Reframing Perfectionism: Three Steps Toward Being “Perfectly Human” at Work

Perfectionism is a condition, a trap, and a self-imposed state of shame that affects many of us, often unbeknownst to us. It also happens to be a consequence of inevitably coming up short when our expectations were unrealistic in the first place. In my recent article Perfectly Human: Evading The Trap of Perfectionism, I came clean on my own perfectionist tendencies, sharing the story of my inner critic Eve and offering insight on avoiding the perfectionism traps that await us along the path of life. I hope you’ve read that article and have meditated on the three steps toward accepting yourself as imperfect yet Perfectly Human.

Let’s now dig a little deeper into those three steps as they apply to the workplace setting.

Gauging The Deliverables

As I’ve mentioned before, a big first step to managing the obsessive state of perfectionism is to recognize that we are harder on ourselves than anyone else could ever be on us. I find that this draconian self-judgment is often based on emotion. For instance, the false conundrum of “having it all” is at the root of self-imposed disappointment for many of us. Parents, especially women, feel pressure to “do it all” in order to get there, and naturally, emotions become their roadblocks. They feel guilty while at work because they should be at home with the kids, and guilty while at home because they’re not tending to their career.

A grounding mindset to help manage these guilty feelings is to set clear expectations for yourself before a project, assignment or undertaking to determine what is acceptable for the circumstance. Sheryl Sandberg reminds us that “Done is better than perfect”. To extend (or leverage) her wise words, do a pre-mortem to determine what “done” looks like for you. What constitutes as complete? What is fair to submit as promised work? Perhaps the old adage of “under-promising and overdelivering” can be reframed as delivering a thorough and thoughtful composite of what was agreed upon when it was promised. A dispassionate analysis of these two dimensions may constitute a self-check to determine when you are doing work that isn’t truly adding additional value to the deliverable.

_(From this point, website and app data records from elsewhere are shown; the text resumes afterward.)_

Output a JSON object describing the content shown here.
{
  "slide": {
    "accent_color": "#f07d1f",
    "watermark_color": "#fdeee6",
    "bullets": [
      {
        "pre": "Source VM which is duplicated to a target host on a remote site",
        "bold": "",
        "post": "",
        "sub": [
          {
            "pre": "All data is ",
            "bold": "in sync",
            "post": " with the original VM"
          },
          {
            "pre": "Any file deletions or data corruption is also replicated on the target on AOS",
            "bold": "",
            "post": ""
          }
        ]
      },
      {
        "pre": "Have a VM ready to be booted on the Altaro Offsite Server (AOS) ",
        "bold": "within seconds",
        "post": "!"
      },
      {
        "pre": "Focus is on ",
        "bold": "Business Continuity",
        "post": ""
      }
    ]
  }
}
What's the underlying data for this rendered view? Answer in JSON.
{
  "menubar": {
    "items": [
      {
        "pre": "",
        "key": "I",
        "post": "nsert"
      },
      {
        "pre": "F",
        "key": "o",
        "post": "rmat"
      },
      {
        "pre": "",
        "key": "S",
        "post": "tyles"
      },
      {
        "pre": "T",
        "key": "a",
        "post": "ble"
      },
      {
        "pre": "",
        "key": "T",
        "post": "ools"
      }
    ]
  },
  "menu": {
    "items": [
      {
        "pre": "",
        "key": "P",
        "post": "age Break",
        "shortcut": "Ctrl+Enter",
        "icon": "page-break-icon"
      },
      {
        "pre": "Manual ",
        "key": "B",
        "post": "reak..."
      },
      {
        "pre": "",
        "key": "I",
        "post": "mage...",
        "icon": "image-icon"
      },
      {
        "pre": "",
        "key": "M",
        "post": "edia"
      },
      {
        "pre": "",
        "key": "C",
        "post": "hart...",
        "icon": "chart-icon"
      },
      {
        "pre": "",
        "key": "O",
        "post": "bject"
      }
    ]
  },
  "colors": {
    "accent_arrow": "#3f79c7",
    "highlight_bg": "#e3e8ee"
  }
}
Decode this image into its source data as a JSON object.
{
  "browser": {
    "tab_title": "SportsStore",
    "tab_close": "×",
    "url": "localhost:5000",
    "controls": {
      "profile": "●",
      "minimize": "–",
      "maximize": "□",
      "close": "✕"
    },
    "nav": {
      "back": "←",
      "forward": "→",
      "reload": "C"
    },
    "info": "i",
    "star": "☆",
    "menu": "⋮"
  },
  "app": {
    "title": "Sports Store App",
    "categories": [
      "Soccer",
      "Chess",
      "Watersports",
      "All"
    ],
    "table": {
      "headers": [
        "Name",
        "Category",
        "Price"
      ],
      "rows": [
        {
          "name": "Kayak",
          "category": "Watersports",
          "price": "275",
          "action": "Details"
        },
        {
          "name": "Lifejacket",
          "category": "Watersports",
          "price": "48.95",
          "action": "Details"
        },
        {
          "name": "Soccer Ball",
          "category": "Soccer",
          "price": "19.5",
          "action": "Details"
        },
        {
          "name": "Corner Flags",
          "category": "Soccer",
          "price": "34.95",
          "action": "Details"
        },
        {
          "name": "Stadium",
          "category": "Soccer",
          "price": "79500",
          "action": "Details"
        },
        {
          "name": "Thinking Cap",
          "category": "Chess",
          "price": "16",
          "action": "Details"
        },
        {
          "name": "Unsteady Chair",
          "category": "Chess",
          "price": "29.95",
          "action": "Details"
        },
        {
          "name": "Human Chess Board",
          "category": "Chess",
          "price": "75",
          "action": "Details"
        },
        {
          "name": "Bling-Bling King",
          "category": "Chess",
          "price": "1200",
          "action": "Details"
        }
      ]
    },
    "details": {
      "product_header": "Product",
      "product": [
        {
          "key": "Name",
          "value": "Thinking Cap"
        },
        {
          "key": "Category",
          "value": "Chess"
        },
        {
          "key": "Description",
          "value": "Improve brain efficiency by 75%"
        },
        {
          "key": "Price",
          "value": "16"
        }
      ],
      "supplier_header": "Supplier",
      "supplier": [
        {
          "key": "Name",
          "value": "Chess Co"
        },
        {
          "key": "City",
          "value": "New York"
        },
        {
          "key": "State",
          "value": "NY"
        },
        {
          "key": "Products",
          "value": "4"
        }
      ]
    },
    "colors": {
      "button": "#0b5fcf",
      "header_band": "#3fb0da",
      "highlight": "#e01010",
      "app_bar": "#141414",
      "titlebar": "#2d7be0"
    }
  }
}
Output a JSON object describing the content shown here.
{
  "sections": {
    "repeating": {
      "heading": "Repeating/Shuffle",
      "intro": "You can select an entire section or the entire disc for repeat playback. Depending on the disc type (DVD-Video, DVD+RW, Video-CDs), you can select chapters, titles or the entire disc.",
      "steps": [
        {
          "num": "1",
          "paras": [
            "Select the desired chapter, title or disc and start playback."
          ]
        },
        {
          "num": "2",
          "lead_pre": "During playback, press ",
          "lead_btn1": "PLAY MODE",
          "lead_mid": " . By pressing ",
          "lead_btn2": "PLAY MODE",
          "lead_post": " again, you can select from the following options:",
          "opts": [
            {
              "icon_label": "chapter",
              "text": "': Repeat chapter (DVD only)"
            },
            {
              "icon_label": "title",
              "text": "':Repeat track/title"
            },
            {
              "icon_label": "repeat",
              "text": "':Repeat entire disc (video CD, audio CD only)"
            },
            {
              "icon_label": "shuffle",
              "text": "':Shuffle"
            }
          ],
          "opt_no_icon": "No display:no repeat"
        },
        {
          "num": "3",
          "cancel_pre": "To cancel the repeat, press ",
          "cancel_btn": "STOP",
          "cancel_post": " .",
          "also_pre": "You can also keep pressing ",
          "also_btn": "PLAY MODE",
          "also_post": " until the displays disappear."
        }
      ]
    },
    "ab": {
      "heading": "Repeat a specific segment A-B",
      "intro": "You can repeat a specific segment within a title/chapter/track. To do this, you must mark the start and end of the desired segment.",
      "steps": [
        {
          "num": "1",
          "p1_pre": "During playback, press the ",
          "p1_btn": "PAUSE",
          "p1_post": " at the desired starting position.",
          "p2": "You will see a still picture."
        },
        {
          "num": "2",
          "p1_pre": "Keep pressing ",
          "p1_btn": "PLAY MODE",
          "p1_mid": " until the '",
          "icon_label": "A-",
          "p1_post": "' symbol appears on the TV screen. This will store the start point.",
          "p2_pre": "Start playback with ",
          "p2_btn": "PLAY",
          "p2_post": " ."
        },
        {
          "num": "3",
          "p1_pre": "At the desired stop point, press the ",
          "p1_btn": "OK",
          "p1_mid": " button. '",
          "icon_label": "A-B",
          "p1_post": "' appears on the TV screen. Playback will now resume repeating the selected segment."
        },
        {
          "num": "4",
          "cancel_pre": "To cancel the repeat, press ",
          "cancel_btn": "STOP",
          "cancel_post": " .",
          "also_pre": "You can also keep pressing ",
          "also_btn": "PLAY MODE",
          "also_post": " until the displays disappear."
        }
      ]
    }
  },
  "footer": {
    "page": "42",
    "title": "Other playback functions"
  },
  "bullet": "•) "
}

Releasing Those Anxieties

A second step is to embrace the notion that there is no roadmap to life’s success. While working with rising managers and leaders, I’ve noticed they often inquire about what they “should” do to become a valued leader. They seek a punch list— a template for their rise. They feel insecure if they don’t have all the answers up front. I assure them that if they lead with their strengths, stay curious, remain in-tune with their gut and focus on building relationships, they can steer their careers more organically. as I write this, I suppose we do use a ‘punchlist’ as our coaching roadmap. For those who remain skeptical or resistant, I suggest that they become comfortable with “messy”, recognizing and accepting that uncertainty will be a constant in their careers. Those who can release their anxieties about this uncertainty and can let go of preconceived notions of what “should” be are then guided by the principles of their strengths and their track record.

Taking Ownership

Step three towards being perfectly human is to embrace mistakes. This might sound entirely counter-intuitive in our dog-eat-dog world. But don’t forget: we make mistakes every day, and if we’re not making mistakes, we’re not learning and growing. It’s alarming to think about how much time people spend trying to cover their tushes and deflect any blame onto others. Taking ownership when you make a mistake can be incredibly powerful. It breaks down others’ resistance to defending themselves, it positions you as a trustworthy (not backstabbing) colleague or service provider, and you carve out space to authentically address possible solutions to the blunder. Rest assured, I speak from experience:

There were 2 separate occasions that come to mind from my restaurant ownership years wherein first-time guests were rightfully annoyed and complained about waitstaff mishaps. In each instance, I didn’t make excuses for myself or place the blame on those at fault. Rather, I empathetically apologized, took full responsibility, and offered some options to rectify the mishap. As a result, not only were the situations diffused, but the guests in question became my most loyal customers going forward! To this day, this approach serves as one of my life’s greatest lessons, as I embrace the opportunity to learn from my daily blunders and misses.

Amazingly, it would be another 15 years after my restaurant days before I even learned about the Growth Mindset, which is a key element in Re-Leasing perfectionism. This is what I’ll explore in my follow-up article.

And one last note about the office before I close: Many women bosses I work with find themselves in a workplace conundrum, fearful they’re coming off as bossy or overly-assertive to those they manage. If this strikes a chord with you, be sure to sign up for THIS FRIDAY’s OfficeHours, Being A Boss Without Being A Bitch.

If you enjoy what you’re reading and are considering living life more fully, schedule a complimentary consultative session with DRIVEN HERE.